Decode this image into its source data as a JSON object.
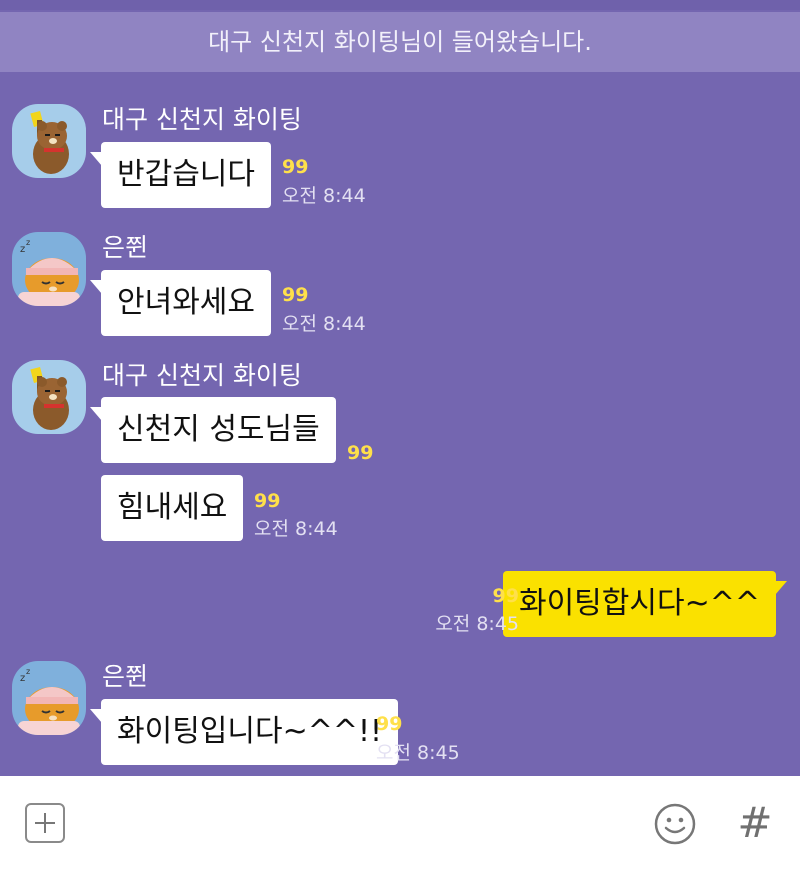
{
  "notice": "대구 신천지 화이팅님이 들어왔습니다.",
  "messages": [
    {
      "sender": "대구 신천지 화이팅",
      "text": "반갑습니다",
      "unread": "99",
      "time": "오전 8:44"
    },
    {
      "sender": "은쮠",
      "text": "안녀와세요",
      "unread": "99",
      "time": "오전 8:44"
    },
    {
      "sender": "대구 신천지 화이팅",
      "text": "신천지 성도님들",
      "unread": "99"
    },
    {
      "text": "힘내세요",
      "unread": "99",
      "time": "오전 8:44"
    },
    {
      "text": "화이팅합시다~^^",
      "unread": "99",
      "time": "오전 8:45",
      "mine": true
    },
    {
      "sender": "은쮠",
      "text": "화이팅입니다~^^!!",
      "unread": "99",
      "time": "오전 8:45"
    }
  ],
  "input": {
    "plus_icon": "plus-icon",
    "emoji_icon": "smiley-icon",
    "hash_label": "#"
  },
  "colors": {
    "background": "#7466b0",
    "notice_bg": "#9084c2",
    "my_bubble": "#fae100",
    "unread": "#ffe04a"
  }
}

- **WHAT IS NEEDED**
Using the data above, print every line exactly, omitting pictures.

- **EXERCISE OUTPUT**
Decode this image into its source data as a JSON object.
{
  "notice": "대구 신천지 화이팅님이 들어왔습니다.",
  "messages": [
    {
      "sender": "대구 신천지 화이팅",
      "text": "반갑습니다",
      "unread": "99",
      "time": "오전 8:44"
    },
    {
      "sender": "은쮠",
      "text": "안녀와세요",
      "unread": "99",
      "time": "오전 8:44"
    },
    {
      "sender": "대구 신천지 화이팅",
      "text": "신천지 성도님들",
      "unread": "99"
    },
    {
      "text": "힘내세요",
      "unread": "99",
      "time": "오전 8:44"
    },
    {
      "text": "화이팅합시다~^^",
      "unread": "99",
      "time": "오전 8:45",
      "mine": true
    },
    {
      "sender": "은쮠",
      "text": "화이팅입니다~^^!!",
      "unread": "99",
      "time": "오전 8:45"
    }
  ],
  "input": {
    "plus_icon": "plus-icon",
    "emoji_icon": "smiley-icon",
    "hash_label": "#"
  },
  "colors": {
    "background": "#7466b0",
    "notice_bg": "#9084c2",
    "my_bubble": "#fae100",
    "unread": "#ffe04a"
  }
}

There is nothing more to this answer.